Danni

HoustonAerosFan

06:09AM | 01/02/04
Member Since: 05/12/03
67 lifetime posts
There are a number of web sites that show basics of how to lay vinyl tile - do a Google search. Also check H*** D****'s and L***'s websites.

If you are laying vinyl, you don't need to remove the commode.

carpetman

07:54AM | 01/02/04
Member Since: 01/26/03
542 lifetime posts
heres how i would do it.pull the toilet/undo the bolts on the side,twist and lift.you will need to drain it first and turn off the water supply. if the floor is a slab scrape up the existing flooring and get the floor smooth.if its wood you need to pull the old underlayment and replace it with a sheet of acx plywood.(must be PLYWOOD not p-board or OSB) put down your tile, seal the edges with clear chalk,hang your wall base,replace your toilet (use a new wax seal) and your done..
Click_to_reply_button
Inspiration_banner

INSPIRATION GALLERY



Post a reply as Anonymous

Photo must be in JPG, GIF or PNG format and less than 5MB.

Reply_choose_button

captcha
type the code from the image

Anonymous

Post_new_button or Login_button
Register

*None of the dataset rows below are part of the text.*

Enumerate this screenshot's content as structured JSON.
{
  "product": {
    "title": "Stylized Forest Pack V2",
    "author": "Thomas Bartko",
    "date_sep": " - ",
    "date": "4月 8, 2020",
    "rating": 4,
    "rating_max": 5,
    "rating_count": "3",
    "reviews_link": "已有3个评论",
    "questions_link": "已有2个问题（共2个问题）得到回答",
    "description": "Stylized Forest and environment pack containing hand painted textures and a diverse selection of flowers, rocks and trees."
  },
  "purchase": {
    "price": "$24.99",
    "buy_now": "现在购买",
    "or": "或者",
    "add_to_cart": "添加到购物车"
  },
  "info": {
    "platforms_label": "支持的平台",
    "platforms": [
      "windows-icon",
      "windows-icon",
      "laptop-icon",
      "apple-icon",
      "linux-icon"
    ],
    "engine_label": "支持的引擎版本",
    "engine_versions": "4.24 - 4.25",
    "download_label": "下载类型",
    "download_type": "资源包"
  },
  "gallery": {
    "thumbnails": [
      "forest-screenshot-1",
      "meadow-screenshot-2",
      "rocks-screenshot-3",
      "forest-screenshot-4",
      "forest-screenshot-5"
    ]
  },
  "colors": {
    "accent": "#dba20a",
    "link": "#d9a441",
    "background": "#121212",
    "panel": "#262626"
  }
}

An affordable way to introduce color and pattern to your retro kitchen is with tablecloths, dish towels, and curtains. Opt... Reused steel windows create an eye-catching splashguard in this walk-in shower. The vintage factory windows bring an inter... A galvanized steel tub is a surprising but charming fixture in this bright and breezy screened patio. It's perfect for was... If you're not crazy about the idea of commingling plants and pool, this modern variation may be more to your liking. The s... Yes, a freestanding garage can become its own tiny house. Artist Michelle de la Vega has all the comforts of a modern resi... If you lack plumbing skills but have a good sturdy tree, here's the easiest outdoor shower solution of all: Simply attach... Pursue what's known as the stack effect. To achieve it, open the windows on both the upper and lower floors, and as warm a... How do you like this smart use for an old bottle? Clamp an empty wine bottle to a fence or wall near your outdoor deck or ... Simple and striking, a couple of pieces of "lovingly used" furniture creates a special kind of charm. A weathered chair fo... Twine lanterns add pops of crafty—but sophisticated—flair to any outdoor setting. Wrap glue-soaked twine around a balloon ... When securely fastened to a tree or the ceiling of a porch, a pallet and some cushioning make the ideal place to lounge. V... Incorporate nature into your lighting scheme by securing a dead tree in a concrete mold and draping your pendant lamp from... For the cost of a can of exterior paint , you can totally transform your porch. Paint the floor a hue that complements yo... Repurpose birthday hats to create a string of lanterns for your porch, patio, or garden. Cut the tip of the cone, punch h... This garden shed has been decked out to the nines. Designer Orla Kiely created the intimate home for a flower trade show, ...
Follow_banner_a
Newsletter_icon Google_plus Facebook Twitter Pinterest Youtube Rss_icon
 
webapp2